Let’s compare two versions of The Stranger. First, the parody written by Tao Lin:

He’s not the richest or most famous. His characters don’t solve mysteries, have magical powers, or live in the future. But in his new novel, Richard Yates, Tao Lin shows us the way we live now.” “Early readers of Richard Yates have found that the book has a narcotic quality.” “(Lin) likes megamouth sharks, toy poodles and, somewhat jarringly, that ‘ocean sunfish are like hamsters but fish and a lot bigger.”

Ha ha ho ho. Now, here’s L’Étranger:

“I laid my heart open to the benign indifference of the universe. To feel it so like myself, indeed, so brotherly, made me realize that I’d been happy, and that I was happy still. For all to be accomplished, for me to feel less lonely, all that remained was to hope that on the day of my execution there should be a huge crowd of spectators and that they should greet me with howls of execration.”

Albert Camus: Smokes, helped originate existentialism, and is a Nobel Prize winning author. He thought and wrote about 20th century guilt, war, capital punishment, and how to face a world without god. He compressed volumes of thought into novels such as The Fall and The Stranger.
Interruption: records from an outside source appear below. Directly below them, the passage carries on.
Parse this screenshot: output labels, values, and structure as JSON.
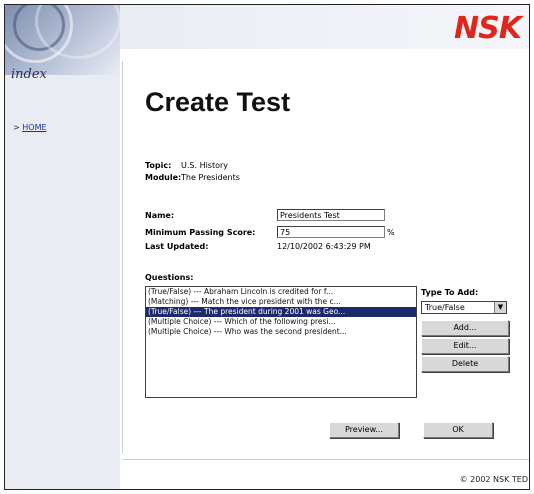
{
  "sidebar": {
    "index_label": "index",
    "home_prefix": ">",
    "home_link": "HOME"
  },
  "header": {
    "logo": "NSK"
  },
  "page": {
    "title": "Create Test",
    "topic_label": "Topic:",
    "topic_value": "U.S. History",
    "module_label": "Module:",
    "module_value": "The Presidents",
    "name_label": "Name:",
    "name_value": "Presidents Test",
    "passing_label": "Minimum Passing Score:",
    "passing_value": "75",
    "passing_unit": "%",
    "updated_label": "Last Updated:",
    "updated_value": "12/10/2002 6:43:29 PM",
    "questions_label": "Questions:",
    "questions": [
      "(True/False) --- Abraham Lincoln is credited for f...",
      "(Matching) --- Match the vice president with the c...",
      "(True/False) --- The president during 2001 was Geo...",
      "(Multiple Choice) --- Which of the following presi...",
      "(Multiple Choice) --- Who was the second president..."
    ],
    "selected_question_index": 2,
    "type_label": "Type To Add:",
    "type_value": "True/False",
    "add_button": "Add...",
    "edit_button": "Edit...",
    "delete_button": "Delete",
    "preview_button": "Preview...",
    "ok_button": "OK"
  },
  "footer": {
    "copyright": "© 2002 NSK TED"
  },
  "colors": {
    "logo": "#e0261b",
    "selection": "#1c2a6b",
    "link": "#1f2fa8"
  }
}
Tao Lin and Camus both use short sentences and few words, but Tao Lin is not really a minimalist. Ten pages of thought hidden in 202 pages of Richard Yates does not qualify.The existentialist hallmark is uncertainty in context of larger ideas, not simple uncertainty. Lin’s blog, persona, publicity stunts (he offered investors a percentage of future royalties for $2,000), all spur many young authors in North America to read, and this is good.  He has an affect, as “Taolicophants” love to imitate his prose, though his books are tedious.

Let’s contrast: Albert Camus was French but grew up in Algeria, his formative childhood memory is of his father’s reaction to attending an execution. He witnessed French colonialism in Algeria and the Nazi Occupation in France, and was a contemporary of Sartre. When Camus began to question Sartre’s leftist views regarding communism their friendship began to deteriorate, but Camus’s doubts about Marxism have been validated by history.  After a time as a journalist Camus devoted himself to literary pursuits, including drama, where he sought moral solutions within an indifferent universe. His death in 1960 by car accident cut short an important life.

Tao Lin = Narcissentialist. Shoplifts, eats delicious vegan food, writes about hamsters, preoccupied with self-marketing, drops names of Nobel Prize winning authors like the vile pro-Nazi Knut Hamsun, wrote a review of himself in The Stranger.

Tao Lin, born of Taiwanese parents, grew up on the East Coast of the USA, and makes his home in New York City. He writes about the dislocated confused suburban/urban dysfunctional pseudo-suffering of today’s youth, but probably has never suffered, and I’m talking the living-in-the-Sudan-suffering orbeaten-and-violated-by-your-stepfather suffering. Though Tao Lin’s fictional alter-egos irreverently mention they may as well commit suicide…there’s no evidence that Tao will die anytime soon.

Tao Lin ain’t Camus. There’s no parallel, it’s all perpendicular. Sure, Tao Lin drops names or provides Cliffs Notes summaries of Camus and other authors such as Beckett, Bukowski, and Sartre. Though it must be pointed out, as far as I know, only Taolicophants and not Tao Lin make the comparison.

Bottom line, Richard Yates reads like two hundred pages of nothing but conjunctions, prepositions, and punctuation marks peppered with celebrity names (Tao Lin’s next book?). Tao Lin will, in the end, get what he wants, attention. Nothing wrong with that, all writers crave attention, but my taste is more grooved to a writer who displays consideration for the reader and doesn’t pander to the superficial side of his fans…in other words, a writer who is not so goringly effin’ boring.

Related:  Tao Lin: American Dork – book review at dooneyscafe.com

Tao Lin’s Richard Yates vs. the 2006 Dodge Caravan’s Owner’s Manual – at The Nervous Breakdown

Written by Caleb Powell

October 25, 2010 at 11:34 am